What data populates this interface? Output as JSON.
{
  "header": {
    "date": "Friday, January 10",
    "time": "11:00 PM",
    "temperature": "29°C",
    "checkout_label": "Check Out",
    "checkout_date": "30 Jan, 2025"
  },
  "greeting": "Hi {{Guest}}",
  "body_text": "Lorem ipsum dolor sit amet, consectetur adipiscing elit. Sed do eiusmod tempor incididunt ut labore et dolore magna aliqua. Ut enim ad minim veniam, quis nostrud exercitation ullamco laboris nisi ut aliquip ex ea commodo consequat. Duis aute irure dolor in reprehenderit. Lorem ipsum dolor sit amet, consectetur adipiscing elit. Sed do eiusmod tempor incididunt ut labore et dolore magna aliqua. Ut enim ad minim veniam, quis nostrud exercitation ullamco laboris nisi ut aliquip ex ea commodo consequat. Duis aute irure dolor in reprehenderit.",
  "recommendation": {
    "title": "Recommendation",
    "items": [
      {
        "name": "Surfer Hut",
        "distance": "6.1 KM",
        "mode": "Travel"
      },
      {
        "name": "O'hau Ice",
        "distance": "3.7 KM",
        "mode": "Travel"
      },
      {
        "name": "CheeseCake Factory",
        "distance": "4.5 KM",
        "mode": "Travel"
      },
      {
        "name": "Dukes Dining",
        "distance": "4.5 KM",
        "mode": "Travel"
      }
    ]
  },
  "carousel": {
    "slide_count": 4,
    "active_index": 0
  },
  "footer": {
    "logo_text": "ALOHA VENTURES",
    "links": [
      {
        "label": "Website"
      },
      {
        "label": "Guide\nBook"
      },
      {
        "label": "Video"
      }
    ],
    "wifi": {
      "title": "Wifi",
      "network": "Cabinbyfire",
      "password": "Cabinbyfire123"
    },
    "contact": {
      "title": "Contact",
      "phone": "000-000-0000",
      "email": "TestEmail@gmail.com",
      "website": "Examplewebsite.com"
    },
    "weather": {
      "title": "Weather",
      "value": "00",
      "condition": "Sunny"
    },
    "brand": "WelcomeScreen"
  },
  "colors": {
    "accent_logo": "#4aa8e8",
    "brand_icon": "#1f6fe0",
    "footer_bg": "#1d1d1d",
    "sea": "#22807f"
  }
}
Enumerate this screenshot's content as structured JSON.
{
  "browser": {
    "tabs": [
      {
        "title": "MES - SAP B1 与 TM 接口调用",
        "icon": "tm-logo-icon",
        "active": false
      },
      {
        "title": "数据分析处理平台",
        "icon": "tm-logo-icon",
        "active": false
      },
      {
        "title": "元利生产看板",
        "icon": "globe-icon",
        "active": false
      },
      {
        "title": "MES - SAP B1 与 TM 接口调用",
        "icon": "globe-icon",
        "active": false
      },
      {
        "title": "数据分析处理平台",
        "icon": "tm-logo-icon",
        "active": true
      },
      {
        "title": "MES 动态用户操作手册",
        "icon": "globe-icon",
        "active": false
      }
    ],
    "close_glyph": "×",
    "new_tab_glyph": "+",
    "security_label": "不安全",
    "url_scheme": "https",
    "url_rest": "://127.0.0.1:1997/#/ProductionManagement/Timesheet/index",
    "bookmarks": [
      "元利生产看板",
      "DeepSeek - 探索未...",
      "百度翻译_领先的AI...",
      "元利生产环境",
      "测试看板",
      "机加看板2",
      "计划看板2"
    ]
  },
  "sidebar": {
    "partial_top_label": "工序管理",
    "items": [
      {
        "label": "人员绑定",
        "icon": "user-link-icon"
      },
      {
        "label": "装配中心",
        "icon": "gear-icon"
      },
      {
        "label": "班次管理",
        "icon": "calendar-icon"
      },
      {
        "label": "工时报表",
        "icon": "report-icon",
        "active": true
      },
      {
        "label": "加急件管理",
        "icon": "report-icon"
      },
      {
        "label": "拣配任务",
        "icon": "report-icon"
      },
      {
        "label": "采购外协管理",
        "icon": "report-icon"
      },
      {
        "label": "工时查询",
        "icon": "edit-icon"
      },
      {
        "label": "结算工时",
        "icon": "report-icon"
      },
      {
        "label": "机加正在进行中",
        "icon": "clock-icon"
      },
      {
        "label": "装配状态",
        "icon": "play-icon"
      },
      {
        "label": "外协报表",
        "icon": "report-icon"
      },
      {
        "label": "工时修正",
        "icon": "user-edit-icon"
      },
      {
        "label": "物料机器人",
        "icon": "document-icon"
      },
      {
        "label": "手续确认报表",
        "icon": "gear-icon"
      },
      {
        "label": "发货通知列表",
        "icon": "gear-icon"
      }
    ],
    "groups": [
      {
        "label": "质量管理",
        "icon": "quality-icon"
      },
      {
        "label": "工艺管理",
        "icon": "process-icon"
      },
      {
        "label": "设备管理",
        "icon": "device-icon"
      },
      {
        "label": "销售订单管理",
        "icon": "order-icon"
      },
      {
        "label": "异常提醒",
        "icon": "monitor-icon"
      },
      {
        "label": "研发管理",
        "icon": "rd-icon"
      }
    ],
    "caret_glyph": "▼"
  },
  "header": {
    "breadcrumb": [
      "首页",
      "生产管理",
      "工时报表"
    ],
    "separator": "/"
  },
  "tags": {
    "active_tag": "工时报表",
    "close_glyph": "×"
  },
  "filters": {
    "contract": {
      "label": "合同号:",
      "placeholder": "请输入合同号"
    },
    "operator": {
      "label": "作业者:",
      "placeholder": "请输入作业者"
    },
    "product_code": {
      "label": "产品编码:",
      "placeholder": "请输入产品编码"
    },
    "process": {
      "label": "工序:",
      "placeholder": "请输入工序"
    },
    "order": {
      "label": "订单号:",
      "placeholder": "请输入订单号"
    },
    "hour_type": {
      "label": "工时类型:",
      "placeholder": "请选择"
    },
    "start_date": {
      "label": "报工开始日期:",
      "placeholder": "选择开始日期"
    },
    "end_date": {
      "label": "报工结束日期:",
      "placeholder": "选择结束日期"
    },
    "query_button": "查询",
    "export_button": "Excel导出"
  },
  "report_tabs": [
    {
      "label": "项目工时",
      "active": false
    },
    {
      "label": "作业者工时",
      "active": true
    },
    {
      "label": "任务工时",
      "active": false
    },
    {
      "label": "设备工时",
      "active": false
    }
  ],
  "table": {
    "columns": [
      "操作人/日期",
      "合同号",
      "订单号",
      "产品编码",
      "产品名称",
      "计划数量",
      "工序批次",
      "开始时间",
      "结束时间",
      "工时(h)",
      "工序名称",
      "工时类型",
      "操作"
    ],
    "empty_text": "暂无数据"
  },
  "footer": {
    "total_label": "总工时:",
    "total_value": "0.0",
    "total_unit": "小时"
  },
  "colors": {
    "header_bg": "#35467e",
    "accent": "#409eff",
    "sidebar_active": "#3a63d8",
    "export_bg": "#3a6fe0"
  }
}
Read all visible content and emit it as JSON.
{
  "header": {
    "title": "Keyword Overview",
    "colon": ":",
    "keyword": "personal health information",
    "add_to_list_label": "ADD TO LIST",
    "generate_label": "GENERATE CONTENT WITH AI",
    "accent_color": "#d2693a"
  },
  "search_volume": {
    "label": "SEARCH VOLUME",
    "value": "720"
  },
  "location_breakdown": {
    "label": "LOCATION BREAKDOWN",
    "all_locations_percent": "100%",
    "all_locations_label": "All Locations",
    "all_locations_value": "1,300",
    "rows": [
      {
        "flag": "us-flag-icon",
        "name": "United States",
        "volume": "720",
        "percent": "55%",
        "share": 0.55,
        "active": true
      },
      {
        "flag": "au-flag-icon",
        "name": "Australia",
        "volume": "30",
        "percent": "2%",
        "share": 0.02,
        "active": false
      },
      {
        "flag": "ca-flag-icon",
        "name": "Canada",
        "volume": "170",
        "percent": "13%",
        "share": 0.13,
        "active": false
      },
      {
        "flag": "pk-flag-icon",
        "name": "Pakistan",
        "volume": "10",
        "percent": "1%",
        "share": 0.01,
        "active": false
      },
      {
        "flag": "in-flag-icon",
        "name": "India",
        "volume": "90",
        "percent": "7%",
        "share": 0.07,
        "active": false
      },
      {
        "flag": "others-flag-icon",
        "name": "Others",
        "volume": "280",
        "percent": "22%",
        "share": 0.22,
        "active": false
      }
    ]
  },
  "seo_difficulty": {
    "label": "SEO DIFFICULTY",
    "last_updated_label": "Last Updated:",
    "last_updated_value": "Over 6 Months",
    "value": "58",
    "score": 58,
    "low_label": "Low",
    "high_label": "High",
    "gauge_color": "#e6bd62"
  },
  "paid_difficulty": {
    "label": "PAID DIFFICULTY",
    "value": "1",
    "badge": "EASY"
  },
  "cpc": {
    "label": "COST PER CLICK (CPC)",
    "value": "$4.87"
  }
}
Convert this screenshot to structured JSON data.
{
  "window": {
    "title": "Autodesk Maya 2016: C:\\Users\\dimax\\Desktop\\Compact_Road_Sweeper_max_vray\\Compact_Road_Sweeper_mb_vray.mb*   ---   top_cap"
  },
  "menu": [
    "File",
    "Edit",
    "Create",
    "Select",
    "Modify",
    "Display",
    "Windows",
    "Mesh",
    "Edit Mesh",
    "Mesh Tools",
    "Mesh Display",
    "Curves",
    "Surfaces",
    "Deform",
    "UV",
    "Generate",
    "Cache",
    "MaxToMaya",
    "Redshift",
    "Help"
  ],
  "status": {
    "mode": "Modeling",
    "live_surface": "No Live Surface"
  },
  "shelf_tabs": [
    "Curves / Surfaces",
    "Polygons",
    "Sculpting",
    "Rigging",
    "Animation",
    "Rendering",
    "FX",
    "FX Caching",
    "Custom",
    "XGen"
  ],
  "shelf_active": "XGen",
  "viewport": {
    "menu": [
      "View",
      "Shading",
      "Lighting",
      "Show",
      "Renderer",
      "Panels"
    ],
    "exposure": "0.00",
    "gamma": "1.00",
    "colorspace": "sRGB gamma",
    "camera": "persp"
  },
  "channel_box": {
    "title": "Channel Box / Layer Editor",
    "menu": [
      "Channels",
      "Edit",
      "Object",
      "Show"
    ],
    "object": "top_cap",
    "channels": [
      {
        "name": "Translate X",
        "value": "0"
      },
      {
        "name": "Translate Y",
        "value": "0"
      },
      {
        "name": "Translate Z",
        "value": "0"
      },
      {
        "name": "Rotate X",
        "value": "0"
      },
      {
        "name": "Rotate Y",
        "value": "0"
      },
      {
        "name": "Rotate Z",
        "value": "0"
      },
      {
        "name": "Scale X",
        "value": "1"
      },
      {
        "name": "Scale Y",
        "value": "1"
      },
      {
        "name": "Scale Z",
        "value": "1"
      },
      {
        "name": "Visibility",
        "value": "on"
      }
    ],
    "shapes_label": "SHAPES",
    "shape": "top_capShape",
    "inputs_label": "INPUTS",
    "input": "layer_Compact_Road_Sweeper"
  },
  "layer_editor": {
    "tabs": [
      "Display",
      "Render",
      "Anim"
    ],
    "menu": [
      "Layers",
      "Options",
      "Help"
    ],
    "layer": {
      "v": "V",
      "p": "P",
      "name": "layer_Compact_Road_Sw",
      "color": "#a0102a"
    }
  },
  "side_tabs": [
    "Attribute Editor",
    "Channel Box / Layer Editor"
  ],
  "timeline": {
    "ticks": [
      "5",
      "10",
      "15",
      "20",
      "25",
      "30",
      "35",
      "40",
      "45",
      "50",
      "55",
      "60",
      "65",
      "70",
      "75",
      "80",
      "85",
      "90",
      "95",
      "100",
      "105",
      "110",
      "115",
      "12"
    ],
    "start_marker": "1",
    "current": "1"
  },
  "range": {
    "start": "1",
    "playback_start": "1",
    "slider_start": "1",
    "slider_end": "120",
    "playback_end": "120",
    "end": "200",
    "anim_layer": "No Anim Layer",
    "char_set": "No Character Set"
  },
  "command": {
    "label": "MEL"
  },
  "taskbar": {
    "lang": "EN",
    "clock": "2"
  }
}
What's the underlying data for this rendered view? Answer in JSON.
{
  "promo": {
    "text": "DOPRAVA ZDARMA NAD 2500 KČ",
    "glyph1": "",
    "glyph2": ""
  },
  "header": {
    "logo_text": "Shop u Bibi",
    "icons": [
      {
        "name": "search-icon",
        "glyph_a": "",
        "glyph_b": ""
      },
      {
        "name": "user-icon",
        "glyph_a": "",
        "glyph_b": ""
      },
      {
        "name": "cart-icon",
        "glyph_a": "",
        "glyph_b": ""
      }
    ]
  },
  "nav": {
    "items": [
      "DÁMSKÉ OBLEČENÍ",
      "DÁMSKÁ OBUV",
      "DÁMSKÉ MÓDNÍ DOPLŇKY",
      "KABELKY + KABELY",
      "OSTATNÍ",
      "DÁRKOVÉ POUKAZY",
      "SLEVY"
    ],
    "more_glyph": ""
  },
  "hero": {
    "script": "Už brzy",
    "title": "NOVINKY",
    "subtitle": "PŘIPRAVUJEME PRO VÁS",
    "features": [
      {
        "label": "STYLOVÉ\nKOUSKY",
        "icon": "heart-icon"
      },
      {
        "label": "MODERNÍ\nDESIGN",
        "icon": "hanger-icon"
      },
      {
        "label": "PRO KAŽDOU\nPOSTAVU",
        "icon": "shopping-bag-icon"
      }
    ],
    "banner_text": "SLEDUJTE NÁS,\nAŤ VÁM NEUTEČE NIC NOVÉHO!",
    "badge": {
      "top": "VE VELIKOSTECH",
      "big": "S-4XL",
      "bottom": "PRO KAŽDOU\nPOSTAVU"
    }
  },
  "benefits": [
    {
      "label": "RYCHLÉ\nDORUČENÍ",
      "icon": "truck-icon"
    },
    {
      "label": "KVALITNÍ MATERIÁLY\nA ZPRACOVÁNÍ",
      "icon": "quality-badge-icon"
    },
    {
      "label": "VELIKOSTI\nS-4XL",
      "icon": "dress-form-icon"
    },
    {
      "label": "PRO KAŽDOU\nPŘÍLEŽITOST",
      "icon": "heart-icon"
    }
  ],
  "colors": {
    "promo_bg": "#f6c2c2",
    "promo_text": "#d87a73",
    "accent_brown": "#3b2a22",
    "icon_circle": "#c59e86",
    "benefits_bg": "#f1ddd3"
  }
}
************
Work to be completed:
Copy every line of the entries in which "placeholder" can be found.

Expected output:
      "placeholder": "请输入合同号"
      "placeholder": "请输入作业者"
      "placeholder": "请输入产品编码"
      "placeholder": "请输入工序"
      "placeholder": "请输入订单号"
      "placeholder": "请选择"
      "placeholder": "选择开始日期"
      "placeholder": "选择结束日期"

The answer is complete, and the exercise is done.